● **HOW TO COMPLETE THIS TASK**: Because the material must be preserved as it stands, copy every line exactly.

● **MATERIAL TO PROCESS**:
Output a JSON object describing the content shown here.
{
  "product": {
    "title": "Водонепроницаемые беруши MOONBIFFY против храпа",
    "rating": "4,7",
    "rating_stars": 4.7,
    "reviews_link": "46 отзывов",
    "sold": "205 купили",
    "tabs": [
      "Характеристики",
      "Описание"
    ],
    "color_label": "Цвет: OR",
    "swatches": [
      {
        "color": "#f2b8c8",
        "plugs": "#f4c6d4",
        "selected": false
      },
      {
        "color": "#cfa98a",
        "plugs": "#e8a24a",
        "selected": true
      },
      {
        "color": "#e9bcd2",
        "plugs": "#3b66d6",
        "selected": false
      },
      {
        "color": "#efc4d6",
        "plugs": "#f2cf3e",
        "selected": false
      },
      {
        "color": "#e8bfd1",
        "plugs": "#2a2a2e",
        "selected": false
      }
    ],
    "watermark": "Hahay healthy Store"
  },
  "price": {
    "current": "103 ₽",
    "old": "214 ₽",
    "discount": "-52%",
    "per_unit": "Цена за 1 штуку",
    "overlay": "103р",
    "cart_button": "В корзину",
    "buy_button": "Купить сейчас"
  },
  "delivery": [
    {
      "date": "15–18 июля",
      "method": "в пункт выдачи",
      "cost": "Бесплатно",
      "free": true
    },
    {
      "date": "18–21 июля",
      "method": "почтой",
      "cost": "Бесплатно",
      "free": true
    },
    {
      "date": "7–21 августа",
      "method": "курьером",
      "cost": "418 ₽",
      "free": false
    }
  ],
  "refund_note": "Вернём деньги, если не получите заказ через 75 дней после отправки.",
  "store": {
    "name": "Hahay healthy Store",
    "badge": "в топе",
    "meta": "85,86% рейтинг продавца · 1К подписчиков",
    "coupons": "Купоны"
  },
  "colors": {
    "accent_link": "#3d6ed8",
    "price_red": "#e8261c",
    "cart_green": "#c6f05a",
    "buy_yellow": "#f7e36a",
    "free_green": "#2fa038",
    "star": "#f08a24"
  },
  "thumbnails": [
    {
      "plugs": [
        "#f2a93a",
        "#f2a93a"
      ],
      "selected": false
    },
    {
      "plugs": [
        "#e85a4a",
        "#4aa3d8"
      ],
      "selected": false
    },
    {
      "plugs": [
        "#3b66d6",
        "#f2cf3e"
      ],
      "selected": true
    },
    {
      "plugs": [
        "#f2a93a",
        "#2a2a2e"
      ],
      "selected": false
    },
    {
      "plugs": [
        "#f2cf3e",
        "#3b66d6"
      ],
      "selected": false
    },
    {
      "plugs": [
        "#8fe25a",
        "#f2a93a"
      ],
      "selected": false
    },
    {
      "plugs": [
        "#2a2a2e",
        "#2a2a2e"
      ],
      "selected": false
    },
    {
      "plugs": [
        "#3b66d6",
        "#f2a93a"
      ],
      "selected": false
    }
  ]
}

● **RESPONSE FOR THIS EXERCISE**:
Output a JSON object describing the content shown here.
{
  "product": {
    "title": "Водонепроницаемые беруши MOONBIFFY против храпа",
    "rating": "4,7",
    "rating_stars": 4.7,
    "reviews_link": "46 отзывов",
    "sold": "205 купили",
    "tabs": [
      "Характеристики",
      "Описание"
    ],
    "color_label": "Цвет: OR",
    "swatches": [
      {
        "color": "#f2b8c8",
        "plugs": "#f4c6d4",
        "selected": false
      },
      {
        "color": "#cfa98a",
        "plugs": "#e8a24a",
        "selected": true
      },
      {
        "color": "#e9bcd2",
        "plugs": "#3b66d6",
        "selected": false
      },
      {
        "color": "#efc4d6",
        "plugs": "#f2cf3e",
        "selected": false
      },
      {
        "color": "#e8bfd1",
        "plugs": "#2a2a2e",
        "selected": false
      }
    ],
    "watermark": "Hahay healthy Store"
  },
  "price": {
    "current": "103 ₽",
    "old": "214 ₽",
    "discount": "-52%",
    "per_unit": "Цена за 1 штуку",
    "overlay": "103р",
    "cart_button": "В корзину",
    "buy_button": "Купить сейчас"
  },
  "delivery": [
    {
      "date": "15–18 июля",
      "method": "в пункт выдачи",
      "cost": "Бесплатно",
      "free": true
    },
    {
      "date": "18–21 июля",
      "method": "почтой",
      "cost": "Бесплатно",
      "free": true
    },
    {
      "date": "7–21 августа",
      "method": "курьером",
      "cost": "418 ₽",
      "free": false
    }
  ],
  "refund_note": "Вернём деньги, если не получите заказ через 75 дней после отправки.",
  "store": {
    "name": "Hahay healthy Store",
    "badge": "в топе",
    "meta": "85,86% рейтинг продавца · 1К подписчиков",
    "coupons": "Купоны"
  },
  "colors": {
    "accent_link": "#3d6ed8",
    "price_red": "#e8261c",
    "cart_green": "#c6f05a",
    "buy_yellow": "#f7e36a",
    "free_green": "#2fa038",
    "star": "#f08a24"
  },
  "thumbnails": [
    {
      "plugs": [
        "#f2a93a",
        "#f2a93a"
      ],
      "selected": false
    },
    {
      "plugs": [
        "#e85a4a",
        "#4aa3d8"
      ],
      "selected": false
    },
    {
      "plugs": [
        "#3b66d6",
        "#f2cf3e"
      ],
      "selected": true
    },
    {
      "plugs": [
        "#f2a93a",
        "#2a2a2e"
      ],
      "selected": false
    },
    {
      "plugs": [
        "#f2cf3e",
        "#3b66d6"
      ],
      "selected": false
    },
    {
      "plugs": [
        "#8fe25a",
        "#f2a93a"
      ],
      "selected": false
    },
    {
      "plugs": [
        "#2a2a2e",
        "#2a2a2e"
      ],
      "selected": false
    },
    {
      "plugs": [
        "#3b66d6",
        "#f2a93a"
      ],
      "selected": false
    }
  ]
}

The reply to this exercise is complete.